My Grandma's Fight With Cancer Is Saving My Life
August 2017, just as I was having a glass of wine at Birmingham Airport and waiting to board my flight to Dar Es Salaam, Tanzania I received a phone call that left my heart in pieces. My grandma had been diagnosed with stage 3 ovarian cancer. I burst into tears. I was flying back home on godmother duties for my niece’s dedication and I was full of excitement but this moment was now replaced with tears and asking the universe 21 questions throughout the journey.
It had only been five years since my mother was diagnosed with ovarian cancer; a disease she fought hard but eventually lost the battle to in November 2013. Now here I was, about to relive the experience of watching another loved one facing the same journey and it had to be ovarian cancer AGAIN!
Seeing my grandma when I got to Dar was a relief. She was so full of faith and ready to give cancer a good fight with all the energy she had. My grandma was someone who believed in finding good and staying positive in the midst of storms. She was and will always be one of the strongest human beings I have ever known.

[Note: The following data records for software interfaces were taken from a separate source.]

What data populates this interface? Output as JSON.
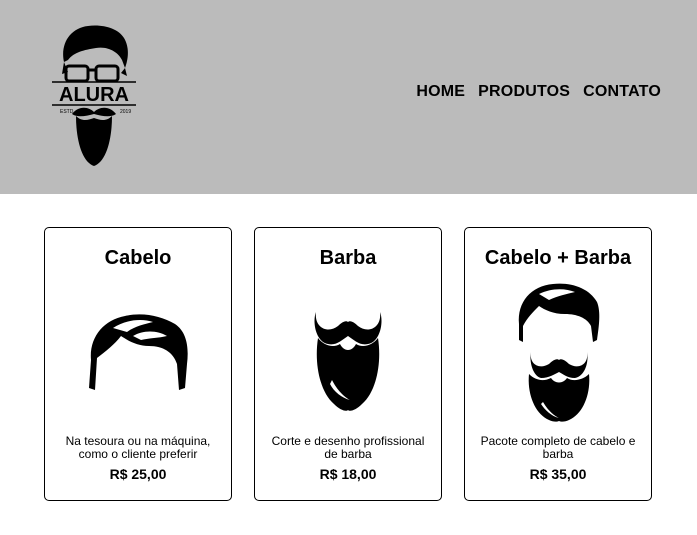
{
  "header": {
    "logo": {
      "brand_text": "ALURA",
      "left_text": "ESTD",
      "right_text": "2019"
    },
    "nav": [
      {
        "label": "HOME"
      },
      {
        "label": "PRODUTOS"
      },
      {
        "label": "CONTATO"
      }
    ]
  },
  "products": [
    {
      "title": "Cabelo",
      "icon": "hair-icon",
      "description": "Na tesoura ou na máquina, como o cliente preferir",
      "price": "R$ 25,00"
    },
    {
      "title": "Barba",
      "icon": "beard-icon",
      "description": "Corte e desenho profissional de barba",
      "price": "R$ 18,00"
    },
    {
      "title": "Cabelo + Barba",
      "icon": "hair-and-beard-icon",
      "description": "Pacote completo de cabelo e barba",
      "price": "R$ 35,00"
    }
  ],
  "colors": {
    "header_bg": "#bbbbbb",
    "text": "#000000",
    "card_border": "#000000"
  }
}
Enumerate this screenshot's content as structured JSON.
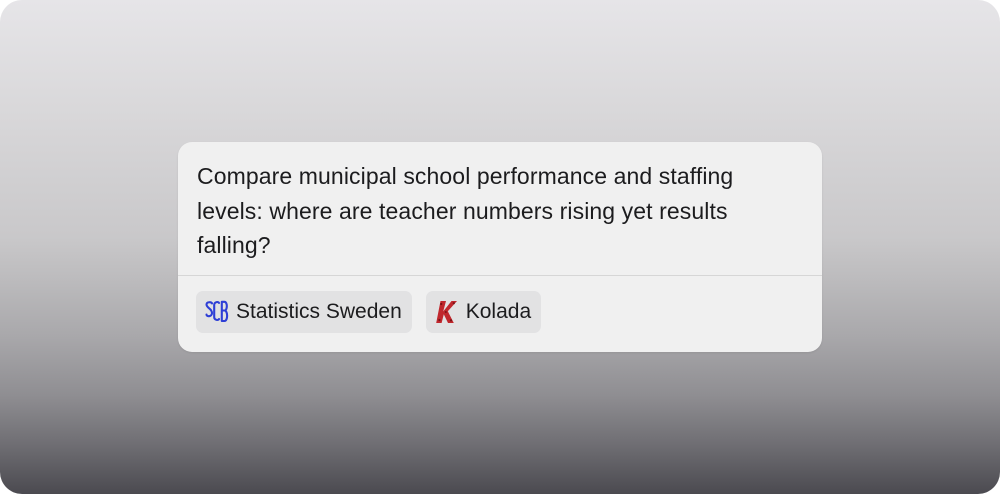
{
  "card": {
    "prompt": "Compare municipal school performance and staffing levels: where are teacher numbers rising yet results falling?",
    "sources": [
      {
        "label": "Statistics Sweden",
        "icon": "scb-logo-icon",
        "color": "#2e3fd6"
      },
      {
        "label": "Kolada",
        "icon": "kolada-logo-icon",
        "color": "#c0272d"
      }
    ]
  }
}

I spent the months after returning from Tanzania researching cancer and genetics. At this point, I had to face the bitter truth, that ‘ovarian cancer runs in my maternal family’. Cancer is not usually inherited but some types – mainly breast, ovarian and prostate cancer can be strongly influenced by genes and can run in families. For those who like me who come from a family with a history of either breast or ovarian cancer, a genetic test is usually done to determine if you are a carrier of a faulty BRCA1 or BRCA2 gene.
Having a faulty BRCA gene can significantly increase your risk of developing both breast and ovarian cancer, with women with the faulty BRCA1 gene having a 60 to 85% lifetime risk of breast cancer and a 40 to 60% risk of ovarian cancer. In other words, out of every 100 women with the faulty BRCA1 gene between 60 and 85 will develop breast cancer in their lifetime and between 40 and 60 will develop ovarian cancer.
"I know I will be able to go to sleep at night knowing that my future self will thank me"
Although ovarian cancer is most common in women over 50, it can also affect younger women, with the symptoms often misdiagnosed as other common conditions such as irritable bowel syndrome (IBS). It also has the lowest survival rate out of all gynaecological cancers. If you experience symptoms such as persistent bloating; needing to wee more often; feeling full easily; back pain or stomach pain you should make an appointment to see your GP as soon as possible.
After being referred to the Clinical Genetics team, discussions on what the test meant, and the options I had should I test positive or negative followed. It was a long and emotional journey and halfway through the process, a part of me was not even sure I wanted to go ahead with the testing, whilst the other part of me was certain this is what I wanted. The decision to go for a genetic testing was not an easy one to make, but as someone who is always trying to raise awareness about ovarian cancer, I had to practice what I preach.
Sadly, my grandma lost her fight to ovarian cancer in October 2018, however her fight is currently saving my life and regardless of what my BRCA status turns out to be when I get my results in 2019, I know I will be able to go to bed and sleep at night knowing that my future self will thank me. Both, my mother’s and grandma’s fight with ovarian cancer have taught me about the importance of listening to your body and that living with the truth is better than living in fear of the unknown. As Angelina Jolie once said, “My kids will never have to say ‘mom died of ovarian cancer.’”
Dear ladies, educate yourself on your family history, know what is normal for your body and learn to listen to your body. Being aware of your history and knowing the symptoms at an early stage can help you to take the necessary precautions to manage your risk and reduce the stress of the unknown, including the possibility of passing on a faulty BRCA gene to your kids.
I’m grateful to live in a country that gives me access to various cancer prevention tools, which is not the case for many women in other parts of the world with limited genetics testing, resources or the financial burden if you are not eligible to have a BRCA test done under the NHS.
I dream of a future where no woman dies of ovarian cancer and I hope more women, particularly young women with family histories like mine, will learn more about hereditary cancers and take the necessary precautions."
To understand and find out if your family history puts you at risk of ovarian or breast cancer, visit Hereditary Cancer Risk Tool.